Brain surgery operations cancelled after sewage leak in top hospital
Operations have been cancelled after a plumbing leak led to sewage entering a brain surgery unit at a leading hospital.
One operating theatre has been closed at the Institute of Neurosciences at the Queen Elizabeth University Hospital campus in Glasgow and only emergency surgery is being carried out due to the risk of infection.
Waste pipes in wards above the recovery area at the institute burst on Friday, causing the contents to leak into the recovery area, the second incident in a matter of weeks.
NHS Greater Glasgow and Clyde said some elective operations, including brain and spinal surgery, have been cancelled and are being moved.
The ageing unit was not upgraded when the £842 million new hospital was built and its operating theatres are due to be replaced next year.
A spokesman for the health board said: "On Friday of last week, the recovery area, not the theatres, in the Institute of Neurosciences was affected by a leak from the pipes in the wards above.
"Regrettably, this was the second incident during the month of February and, on the advice of infection control colleagues, we have postponed some elective surgical procedures in the theatres whilst our estates staff conduct essential survey work to identify remedial work required.
"Two theatres are being used for emergency procedures, which are being carried out as normal.
"The board has already awarded a £7 million contract to build a new state-of-the-art theatre suite, which will be ready in early 2017. The existing theatres will be refurbished for alternative uses.
"While our estates colleagues work to get the theatres reopened as quickly as possible, we will carry out our elective programme utilising theatres in other units, including the Queen Elizabeth University Hospital complex, which has some 30 adult theatres, allowing us to re-distribute theatre activity as required.

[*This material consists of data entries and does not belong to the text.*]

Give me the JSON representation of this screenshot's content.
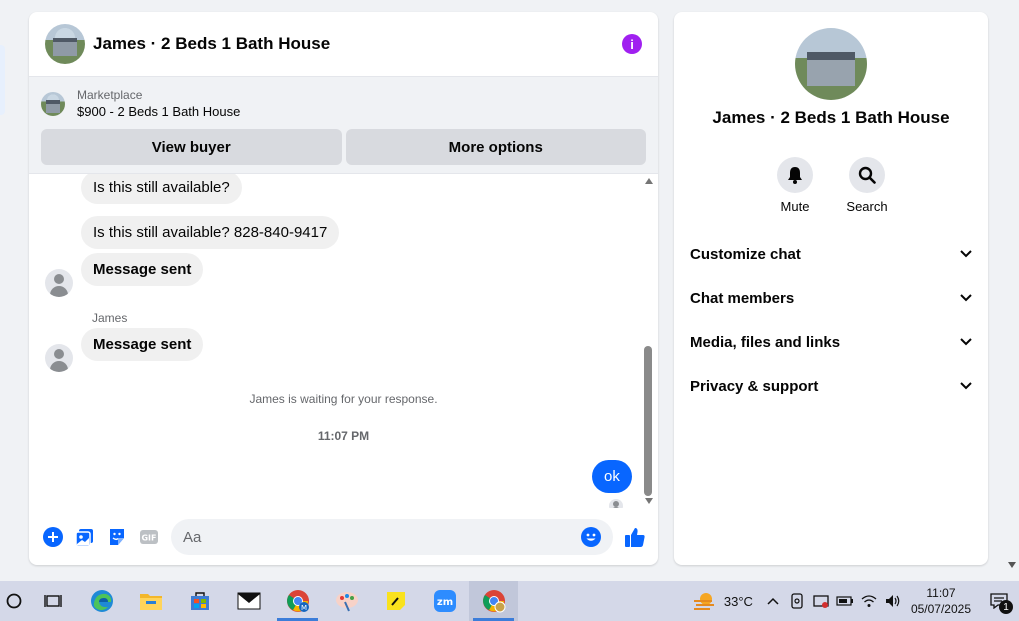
{
  "chat": {
    "title": "James · 2 Beds 1 Bath House",
    "marketplace_label": "Marketplace",
    "listing": "$900 - 2 Beds 1 Bath House",
    "view_buyer": "View buyer",
    "more_options": "More options",
    "messages": [
      {
        "text": "Is this still available?"
      },
      {
        "text": "Is this still available? 828-840-9417"
      },
      {
        "text": "Message sent"
      },
      {
        "sender": "James"
      },
      {
        "text": "Message sent"
      }
    ],
    "system_notice": "James is waiting for your response.",
    "timestamp": "11:07 PM",
    "my_message": "ok",
    "input_placeholder": "Aa"
  },
  "info_panel": {
    "name": "James · 2 Beds 1 Bath House",
    "actions": [
      {
        "label": "Mute",
        "icon": "bell-icon"
      },
      {
        "label": "Search",
        "icon": "search-icon"
      }
    ],
    "sections": [
      {
        "label": "Customize chat"
      },
      {
        "label": "Chat members"
      },
      {
        "label": "Media, files and links"
      },
      {
        "label": "Privacy & support"
      }
    ]
  },
  "taskbar": {
    "temperature": "33°C",
    "time": "11:07",
    "date": "05/07/2025",
    "notification_count": "1",
    "apps": [
      "start-icon",
      "task-view-icon",
      "edge-icon",
      "file-explorer-icon",
      "store-icon",
      "mail-icon",
      "chrome-icon",
      "paint-icon",
      "sticky-notes-icon",
      "zoom-icon",
      "chrome-profile-icon"
    ]
  },
  "colors": {
    "accent_blue": "#0866ff",
    "info_purple": "#a020f0",
    "bubble_gray": "#f0f0f0"
  }
}
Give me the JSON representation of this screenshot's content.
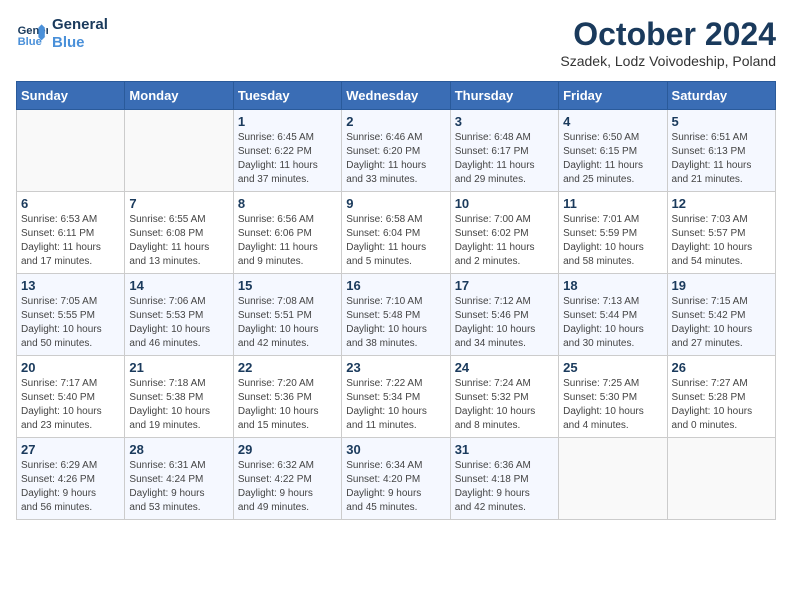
{
  "logo": {
    "line1": "General",
    "line2": "Blue"
  },
  "title": "October 2024",
  "subtitle": "Szadek, Lodz Voivodeship, Poland",
  "weekdays": [
    "Sunday",
    "Monday",
    "Tuesday",
    "Wednesday",
    "Thursday",
    "Friday",
    "Saturday"
  ],
  "weeks": [
    [
      {
        "num": "",
        "detail": ""
      },
      {
        "num": "",
        "detail": ""
      },
      {
        "num": "1",
        "detail": "Sunrise: 6:45 AM\nSunset: 6:22 PM\nDaylight: 11 hours\nand 37 minutes."
      },
      {
        "num": "2",
        "detail": "Sunrise: 6:46 AM\nSunset: 6:20 PM\nDaylight: 11 hours\nand 33 minutes."
      },
      {
        "num": "3",
        "detail": "Sunrise: 6:48 AM\nSunset: 6:17 PM\nDaylight: 11 hours\nand 29 minutes."
      },
      {
        "num": "4",
        "detail": "Sunrise: 6:50 AM\nSunset: 6:15 PM\nDaylight: 11 hours\nand 25 minutes."
      },
      {
        "num": "5",
        "detail": "Sunrise: 6:51 AM\nSunset: 6:13 PM\nDaylight: 11 hours\nand 21 minutes."
      }
    ],
    [
      {
        "num": "6",
        "detail": "Sunrise: 6:53 AM\nSunset: 6:11 PM\nDaylight: 11 hours\nand 17 minutes."
      },
      {
        "num": "7",
        "detail": "Sunrise: 6:55 AM\nSunset: 6:08 PM\nDaylight: 11 hours\nand 13 minutes."
      },
      {
        "num": "8",
        "detail": "Sunrise: 6:56 AM\nSunset: 6:06 PM\nDaylight: 11 hours\nand 9 minutes."
      },
      {
        "num": "9",
        "detail": "Sunrise: 6:58 AM\nSunset: 6:04 PM\nDaylight: 11 hours\nand 5 minutes."
      },
      {
        "num": "10",
        "detail": "Sunrise: 7:00 AM\nSunset: 6:02 PM\nDaylight: 11 hours\nand 2 minutes."
      },
      {
        "num": "11",
        "detail": "Sunrise: 7:01 AM\nSunset: 5:59 PM\nDaylight: 10 hours\nand 58 minutes."
      },
      {
        "num": "12",
        "detail": "Sunrise: 7:03 AM\nSunset: 5:57 PM\nDaylight: 10 hours\nand 54 minutes."
      }
    ],
    [
      {
        "num": "13",
        "detail": "Sunrise: 7:05 AM\nSunset: 5:55 PM\nDaylight: 10 hours\nand 50 minutes."
      },
      {
        "num": "14",
        "detail": "Sunrise: 7:06 AM\nSunset: 5:53 PM\nDaylight: 10 hours\nand 46 minutes."
      },
      {
        "num": "15",
        "detail": "Sunrise: 7:08 AM\nSunset: 5:51 PM\nDaylight: 10 hours\nand 42 minutes."
      },
      {
        "num": "16",
        "detail": "Sunrise: 7:10 AM\nSunset: 5:48 PM\nDaylight: 10 hours\nand 38 minutes."
      },
      {
        "num": "17",
        "detail": "Sunrise: 7:12 AM\nSunset: 5:46 PM\nDaylight: 10 hours\nand 34 minutes."
      },
      {
        "num": "18",
        "detail": "Sunrise: 7:13 AM\nSunset: 5:44 PM\nDaylight: 10 hours\nand 30 minutes."
      },
      {
        "num": "19",
        "detail": "Sunrise: 7:15 AM\nSunset: 5:42 PM\nDaylight: 10 hours\nand 27 minutes."
      }
    ],
    [
      {
        "num": "20",
        "detail": "Sunrise: 7:17 AM\nSunset: 5:40 PM\nDaylight: 10 hours\nand 23 minutes."
      },
      {
        "num": "21",
        "detail": "Sunrise: 7:18 AM\nSunset: 5:38 PM\nDaylight: 10 hours\nand 19 minutes."
      },
      {
        "num": "22",
        "detail": "Sunrise: 7:20 AM\nSunset: 5:36 PM\nDaylight: 10 hours\nand 15 minutes."
      },
      {
        "num": "23",
        "detail": "Sunrise: 7:22 AM\nSunset: 5:34 PM\nDaylight: 10 hours\nand 11 minutes."
      },
      {
        "num": "24",
        "detail": "Sunrise: 7:24 AM\nSunset: 5:32 PM\nDaylight: 10 hours\nand 8 minutes."
      },
      {
        "num": "25",
        "detail": "Sunrise: 7:25 AM\nSunset: 5:30 PM\nDaylight: 10 hours\nand 4 minutes."
      },
      {
        "num": "26",
        "detail": "Sunrise: 7:27 AM\nSunset: 5:28 PM\nDaylight: 10 hours\nand 0 minutes."
      }
    ],
    [
      {
        "num": "27",
        "detail": "Sunrise: 6:29 AM\nSunset: 4:26 PM\nDaylight: 9 hours\nand 56 minutes."
      },
      {
        "num": "28",
        "detail": "Sunrise: 6:31 AM\nSunset: 4:24 PM\nDaylight: 9 hours\nand 53 minutes."
      },
      {
        "num": "29",
        "detail": "Sunrise: 6:32 AM\nSunset: 4:22 PM\nDaylight: 9 hours\nand 49 minutes."
      },
      {
        "num": "30",
        "detail": "Sunrise: 6:34 AM\nSunset: 4:20 PM\nDaylight: 9 hours\nand 45 minutes."
      },
      {
        "num": "31",
        "detail": "Sunrise: 6:36 AM\nSunset: 4:18 PM\nDaylight: 9 hours\nand 42 minutes."
      },
      {
        "num": "",
        "detail": ""
      },
      {
        "num": "",
        "detail": ""
      }
    ]
  ]
}
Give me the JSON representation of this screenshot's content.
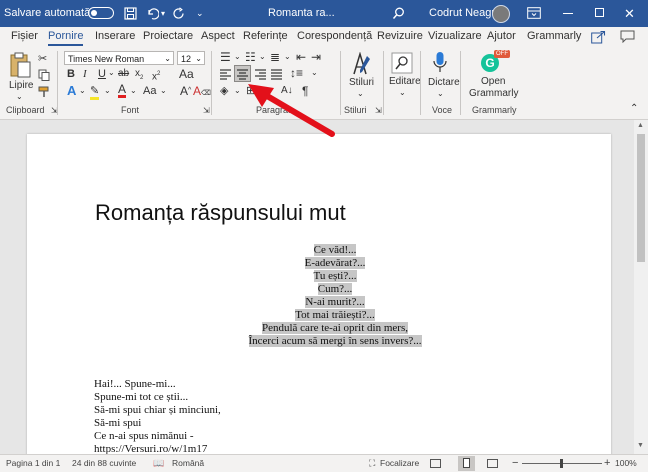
{
  "titlebar": {
    "autosave_label": "Salvare automată",
    "document_title": "Romanta ra...",
    "user_name": "Codrut Neagu",
    "accent": "#2b579a"
  },
  "tabs": [
    "Fișier",
    "Pornire",
    "Inserare",
    "Proiectare",
    "Aspect",
    "Referințe",
    "Corespondență",
    "Revizuire",
    "Vizualizare",
    "Ajutor",
    "Grammarly"
  ],
  "active_tab": "Pornire",
  "ribbon": {
    "clipboard": {
      "paste_label": "Lipire",
      "group_label": "Clipboard"
    },
    "font": {
      "font_name": "Times New Roman",
      "font_size": "12",
      "group_label": "Font"
    },
    "paragraph": {
      "group_label": "Paragraf"
    },
    "styles": {
      "label": "Stiluri",
      "group_label": "Stiluri"
    },
    "editing": {
      "label": "Editare"
    },
    "voice": {
      "dictate_label": "Dictare",
      "group_label": "Voce"
    },
    "grammarly": {
      "open_label_1": "Open",
      "open_label_2": "Grammarly",
      "group_label": "Grammarly",
      "badge": "OFF"
    }
  },
  "document": {
    "title": "Romanța răspunsului mut",
    "centered_lines": [
      "Ce văd!...",
      "E-adevărat?...",
      "Tu ești?...",
      "Cum?...",
      "N-ai murit?...",
      "Tot mai trăiești?...",
      "Pendulă care te-ai oprit din mers,",
      "Încerci acum să mergi în sens invers?..."
    ],
    "left_lines": [
      "Hai!... Spune-mi...",
      "Spune-mi tot ce știi...",
      "Să-mi spui chiar și minciuni,",
      "Să-mi spui",
      "Ce n-ai spus nimănui -",
      "https://Versuri.ro/w/1m17"
    ]
  },
  "status": {
    "page": "Pagina 1 din 1",
    "words": "24 din 88 cuvinte",
    "language": "Română",
    "focus": "Focalizare",
    "zoom": "100%"
  }
}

"We recognise that this is frustrating for our patients, families and our staff and would like to express our apologies to those patients affected."